ACROSS MISSISSIPPI — Mississippi remains completely free of soybean rust, and conditions as of June 30 were not favorable for the development of the disease.
Tom Allen, plant pathologist with the Mississippi State University Extension Service, said soybean rust recently has been detected in the United States in southern Texas, outside Mobile, Ala., and in the Florida Panhandle.
“Over the past few weeks, conditions throughout most of Mississippi have not been conducive for the development of the disease,” Allen said.
MSU’s Extension Service has 25 sentinel plots throughout the state. They were planted before April 2 to detect the first signs of rust if it occurs in the state this year. The Extension Service soybean rust scouting team examines sentinel plots, along with commercial soybean fields and kudzu patches, for signs of the disease.
Sentinel plots are planted earlier than the commercial soybean crop and monitored weekly throughout the growing season for soybean rust.

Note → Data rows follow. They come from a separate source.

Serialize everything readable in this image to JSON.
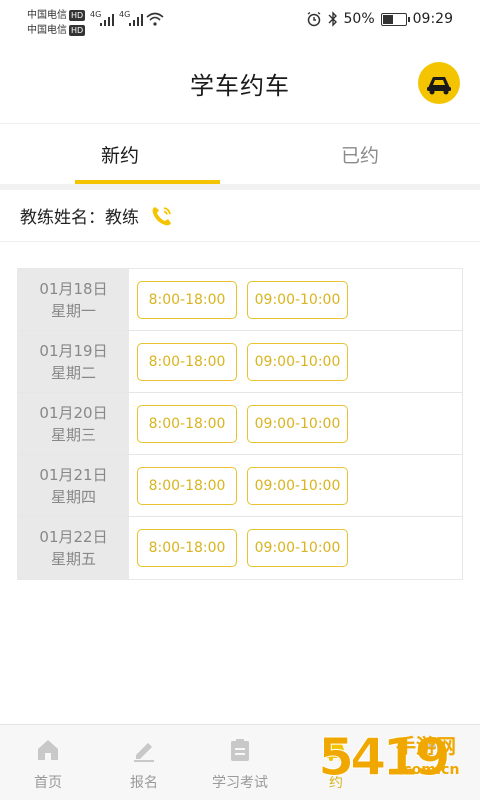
{
  "status_bar": {
    "carrier1": "中国电信",
    "carrier2": "中国电信",
    "hd": "HD",
    "net1": "4G",
    "net2": "4G",
    "battery_text": "50%",
    "battery_level": 0.5,
    "time": "09:29"
  },
  "header": {
    "title": "学车约车",
    "icon": "car-wheel-icon"
  },
  "tabs": [
    {
      "label": "新约",
      "active": true
    },
    {
      "label": "已约",
      "active": false
    }
  ],
  "coach": {
    "label": "教练姓名：",
    "name": "教练",
    "icon": "phone-icon"
  },
  "schedule": [
    {
      "date": "01月18日",
      "weekday": "星期一",
      "slots": [
        "8:00-18:00",
        "09:00-10:00"
      ]
    },
    {
      "date": "01月19日",
      "weekday": "星期二",
      "slots": [
        "8:00-18:00",
        "09:00-10:00"
      ]
    },
    {
      "date": "01月20日",
      "weekday": "星期三",
      "slots": [
        "8:00-18:00",
        "09:00-10:00"
      ]
    },
    {
      "date": "01月21日",
      "weekday": "星期四",
      "slots": [
        "8:00-18:00",
        "09:00-10:00"
      ]
    },
    {
      "date": "01月22日",
      "weekday": "星期五",
      "slots": [
        "8:00-18:00",
        "09:00-10:00"
      ]
    }
  ],
  "bottom_nav": [
    {
      "label": "首页",
      "icon": "home-icon",
      "active": false
    },
    {
      "label": "报名",
      "icon": "edit-icon",
      "active": false
    },
    {
      "label": "学习考试",
      "icon": "clipboard-icon",
      "active": false
    },
    {
      "label": "约",
      "icon": "car-icon",
      "active": true
    },
    {
      "label": "",
      "icon": "user-icon",
      "active": false
    }
  ],
  "watermark": {
    "number": "5419",
    "text": "手游网",
    "url": ".com.cn"
  },
  "colors": {
    "accent": "#f5c400",
    "slot_border": "#e8c230",
    "date_bg": "#e9e9e9"
  }
}
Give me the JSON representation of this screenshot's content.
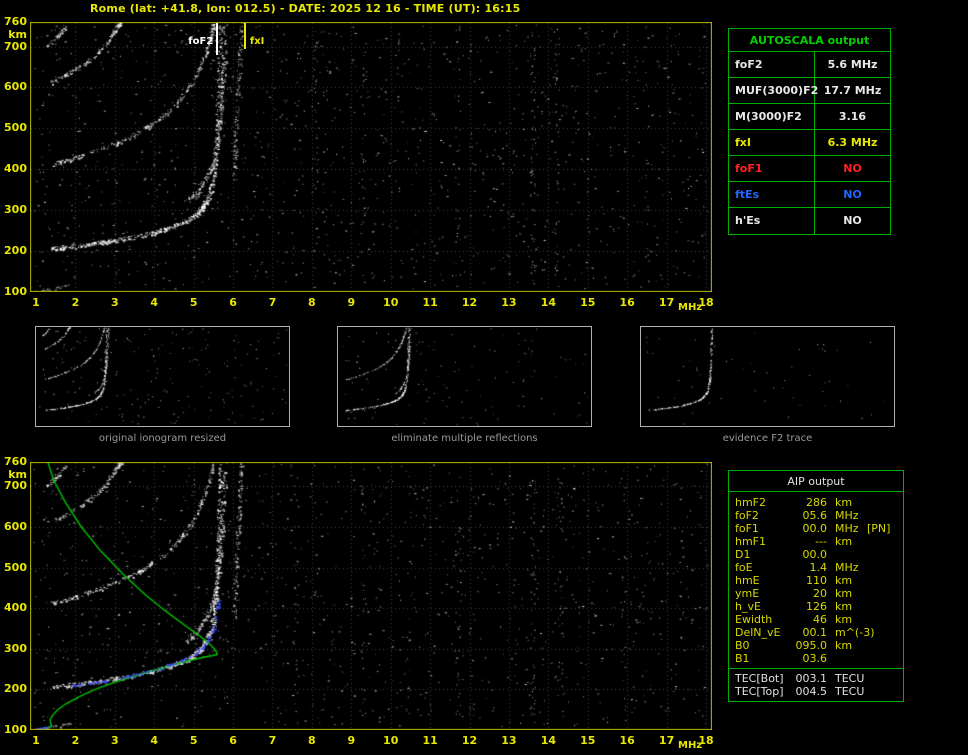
{
  "title": "Rome (lat: +41.8, lon: 012.5) - DATE: 2025 12 16 - TIME (UT): 16:15",
  "colors": {
    "background": "#000000",
    "axis_label": "#e8e800",
    "plot_border": "#b8b800",
    "grid": "#3a3a3a",
    "trace": "#ffffff",
    "table_border": "#00b000",
    "table_header_green": "#00d000",
    "panel_border": "#b0b0b0",
    "caption": "#9a9a9a",
    "profile_green": "#00c000",
    "fit_blue": "#3c50ff"
  },
  "axes": {
    "x_ticks": [
      1,
      2,
      3,
      4,
      5,
      6,
      7,
      8,
      9,
      10,
      11,
      12,
      13,
      14,
      15,
      16,
      17,
      18
    ],
    "x_unit": "MHz",
    "y_ticks": [
      760,
      700,
      600,
      500,
      400,
      300,
      200,
      100
    ],
    "y_unit": "km",
    "x_range": [
      1,
      18
    ],
    "y_range": [
      100,
      760
    ]
  },
  "traces": {
    "main": {
      "n": 600,
      "jf": 0.06,
      "jh": 5,
      "a": 1.0,
      "points": [
        [
          1.35,
          206
        ],
        [
          2.0,
          213
        ],
        [
          2.7,
          222
        ],
        [
          3.4,
          233
        ],
        [
          4.0,
          246
        ],
        [
          4.5,
          261
        ],
        [
          4.9,
          278
        ],
        [
          5.15,
          298
        ],
        [
          5.35,
          326
        ],
        [
          5.48,
          365
        ],
        [
          5.55,
          420
        ],
        [
          5.6,
          490
        ],
        [
          5.63,
          570
        ],
        [
          5.66,
          660
        ],
        [
          5.68,
          760
        ]
      ]
    },
    "cusp": {
      "n": 200,
      "jf": 0.05,
      "jh": 7,
      "a": 0.85,
      "points": [
        [
          4.8,
          318
        ],
        [
          5.1,
          346
        ],
        [
          5.35,
          383
        ],
        [
          5.52,
          428
        ],
        [
          5.63,
          488
        ],
        [
          5.7,
          556
        ],
        [
          5.76,
          640
        ],
        [
          5.8,
          760
        ]
      ]
    },
    "spread": {
      "n": 120,
      "jf": 0.05,
      "jh": 9,
      "a": 0.8,
      "points": [
        [
          6.02,
          380
        ],
        [
          6.06,
          460
        ],
        [
          6.1,
          555
        ],
        [
          6.15,
          655
        ],
        [
          6.2,
          760
        ]
      ]
    },
    "hop2": {
      "n": 280,
      "jf": 0.05,
      "jh": 5,
      "a": 0.9,
      "points": [
        [
          1.4,
          412
        ],
        [
          2.0,
          428
        ],
        [
          2.7,
          452
        ],
        [
          3.4,
          480
        ],
        [
          4.0,
          514
        ],
        [
          4.5,
          554
        ],
        [
          4.9,
          602
        ],
        [
          5.2,
          658
        ],
        [
          5.4,
          715
        ],
        [
          5.5,
          760
        ]
      ]
    },
    "hop3": {
      "n": 150,
      "jf": 0.05,
      "jh": 5,
      "a": 0.85,
      "points": [
        [
          1.4,
          612
        ],
        [
          1.9,
          638
        ],
        [
          2.4,
          670
        ],
        [
          2.8,
          708
        ],
        [
          3.05,
          748
        ],
        [
          3.15,
          760
        ]
      ]
    },
    "hop4": {
      "n": 50,
      "jf": 0.04,
      "jh": 4,
      "a": 0.8,
      "points": [
        [
          1.25,
          700
        ],
        [
          1.55,
          726
        ],
        [
          1.75,
          752
        ]
      ]
    },
    "ebits": {
      "n": 35,
      "jf": 0.12,
      "jh": 3,
      "a": 0.7,
      "points": [
        [
          0.9,
          100
        ],
        [
          1.2,
          104
        ],
        [
          1.5,
          110
        ],
        [
          1.8,
          117
        ]
      ]
    }
  },
  "top_plot": {
    "use": [
      "main",
      "cusp",
      "spread",
      "hop2",
      "hop3",
      "hop4",
      "ebits"
    ],
    "noise": {
      "seed": 11,
      "count": 1250,
      "bands": [
        {
          "f": 8.1,
          "n": 30
        },
        {
          "f": 9.3,
          "n": 26
        },
        {
          "f": 11.7,
          "n": 34
        },
        {
          "f": 13.6,
          "n": 55
        },
        {
          "f": 14.2,
          "n": 40
        },
        {
          "f": 16.5,
          "n": 20
        }
      ]
    },
    "markers": [
      {
        "label": "foF2",
        "freq": 5.6,
        "color": "#ffffff",
        "side": "left",
        "line_height": 32
      },
      {
        "label": "fxI",
        "freq": 6.3,
        "color": "#e8e800",
        "side": "right",
        "line_height": 26
      }
    ]
  },
  "bottom_plot": {
    "use": [
      "main",
      "cusp",
      "spread",
      "hop2",
      "hop3",
      "hop4",
      "ebits"
    ],
    "noise": {
      "seed": 29,
      "count": 1150,
      "bands": [
        {
          "f": 7.6,
          "n": 26
        },
        {
          "f": 9.3,
          "n": 30
        },
        {
          "f": 11.7,
          "n": 28
        },
        {
          "f": 13.6,
          "n": 48
        },
        {
          "f": 14.3,
          "n": 36
        },
        {
          "f": 15.9,
          "n": 20
        }
      ]
    },
    "profile": {
      "color": "#00c000",
      "points": [
        [
          0.85,
          92
        ],
        [
          1.05,
          98
        ],
        [
          1.25,
          104
        ],
        [
          1.4,
          110
        ],
        [
          1.37,
          117
        ],
        [
          1.36,
          126
        ],
        [
          1.42,
          136
        ],
        [
          1.55,
          150
        ],
        [
          1.75,
          164
        ],
        [
          2.05,
          180
        ],
        [
          2.45,
          198
        ],
        [
          2.9,
          214
        ],
        [
          3.4,
          230
        ],
        [
          3.9,
          244
        ],
        [
          4.4,
          258
        ],
        [
          4.85,
          270
        ],
        [
          5.2,
          278
        ],
        [
          5.45,
          283
        ],
        [
          5.6,
          286
        ],
        [
          5.57,
          294
        ],
        [
          5.45,
          308
        ],
        [
          5.2,
          328
        ],
        [
          4.8,
          356
        ],
        [
          4.3,
          392
        ],
        [
          3.75,
          435
        ],
        [
          3.2,
          485
        ],
        [
          2.65,
          540
        ],
        [
          2.15,
          600
        ],
        [
          1.75,
          660
        ],
        [
          1.45,
          715
        ],
        [
          1.3,
          760
        ]
      ]
    },
    "fit": {
      "color": "#3c50ff",
      "n": 120,
      "points": [
        [
          1.9,
          210
        ],
        [
          2.4,
          217
        ],
        [
          2.9,
          225
        ],
        [
          3.4,
          235
        ],
        [
          3.9,
          247
        ],
        [
          4.3,
          259
        ],
        [
          4.7,
          273
        ],
        [
          5.0,
          288
        ],
        [
          5.25,
          306
        ],
        [
          5.42,
          330
        ],
        [
          5.53,
          360
        ],
        [
          5.6,
          395
        ],
        [
          5.63,
          430
        ]
      ]
    },
    "fit2": {
      "color": "#3c50ff",
      "n": 14,
      "points": [
        [
          0.92,
          100
        ],
        [
          1.15,
          105
        ],
        [
          1.35,
          112
        ]
      ]
    }
  },
  "panels": [
    {
      "caption": "original ionogram resized",
      "use": [
        "main",
        "cusp",
        "hop2",
        "hop3",
        "hop4"
      ],
      "noise": 200,
      "seed": 5
    },
    {
      "caption": "eliminate multiple reflections",
      "use": [
        "main",
        "cusp",
        "hop2"
      ],
      "noise": 120,
      "seed": 6
    },
    {
      "caption": "evidence F2 trace",
      "use": [
        "main"
      ],
      "noise": 55,
      "seed": 7
    }
  ],
  "autoscala_table": {
    "title": "AUTOSCALA output",
    "rows": [
      {
        "param": "foF2",
        "value": "5.6 MHz",
        "color": "#e8e8e8"
      },
      {
        "param": "MUF(3000)F2",
        "value": "17.7 MHz",
        "color": "#e8e8e8"
      },
      {
        "param": "M(3000)F2",
        "value": "3.16",
        "color": "#e8e8e8"
      },
      {
        "param": "fxI",
        "value": "6.3 MHz",
        "color": "#e8e800"
      },
      {
        "param": "foF1",
        "value": "NO",
        "color": "#ff2222"
      },
      {
        "param": "ftEs",
        "value": "NO",
        "color": "#2266ff"
      },
      {
        "param": "h'Es",
        "value": "NO",
        "color": "#e8e8e8"
      }
    ]
  },
  "aip_table": {
    "title": "AIP output",
    "rows": [
      {
        "param": "hmF2",
        "value": "286",
        "unit": "km",
        "extra": ""
      },
      {
        "param": "foF2",
        "value": "05.6",
        "unit": "MHz",
        "extra": ""
      },
      {
        "param": "foF1",
        "value": "00.0",
        "unit": "MHz",
        "extra": "[PN]"
      },
      {
        "param": "hmF1",
        "value": "---",
        "unit": "km",
        "extra": ""
      },
      {
        "param": "D1",
        "value": "00.0",
        "unit": "",
        "extra": ""
      },
      {
        "param": "foE",
        "value": "1.4",
        "unit": "MHz",
        "extra": ""
      },
      {
        "param": "hmE",
        "value": "110",
        "unit": "km",
        "extra": ""
      },
      {
        "param": "ymE",
        "value": "20",
        "unit": "km",
        "extra": ""
      },
      {
        "param": "h_vE",
        "value": "126",
        "unit": "km",
        "extra": ""
      },
      {
        "param": "Ewidth",
        "value": "46",
        "unit": "km",
        "extra": ""
      },
      {
        "param": "DelN_vE",
        "value": "00.1",
        "unit": "m^(-3)",
        "extra": ""
      },
      {
        "param": "B0",
        "value": "095.0",
        "unit": "km",
        "extra": ""
      },
      {
        "param": "B1",
        "value": "03.6",
        "unit": "",
        "extra": ""
      }
    ],
    "tec_rows": [
      {
        "param": "TEC[Bot]",
        "value": "003.1",
        "unit": "TECU",
        "extra": ""
      },
      {
        "param": "TEC[Top]",
        "value": "004.5",
        "unit": "TECU",
        "extra": ""
      }
    ]
  }
}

When rust is detected, MSU Extension personnel alerts area growers and provides suggestions for appropriate treatment if necessary.
Allen said, “In recent years, soybean rust has been detected in several states by June, but cold conditions throughout the winter likely eradicated much, if not all, of the fungus responsible for causing soybean rust in the Gulf Coast states.”
Mississippi had significant rust in all 82 counties in 2009, but only one soybean field left untreated had excessive losses due to the disease.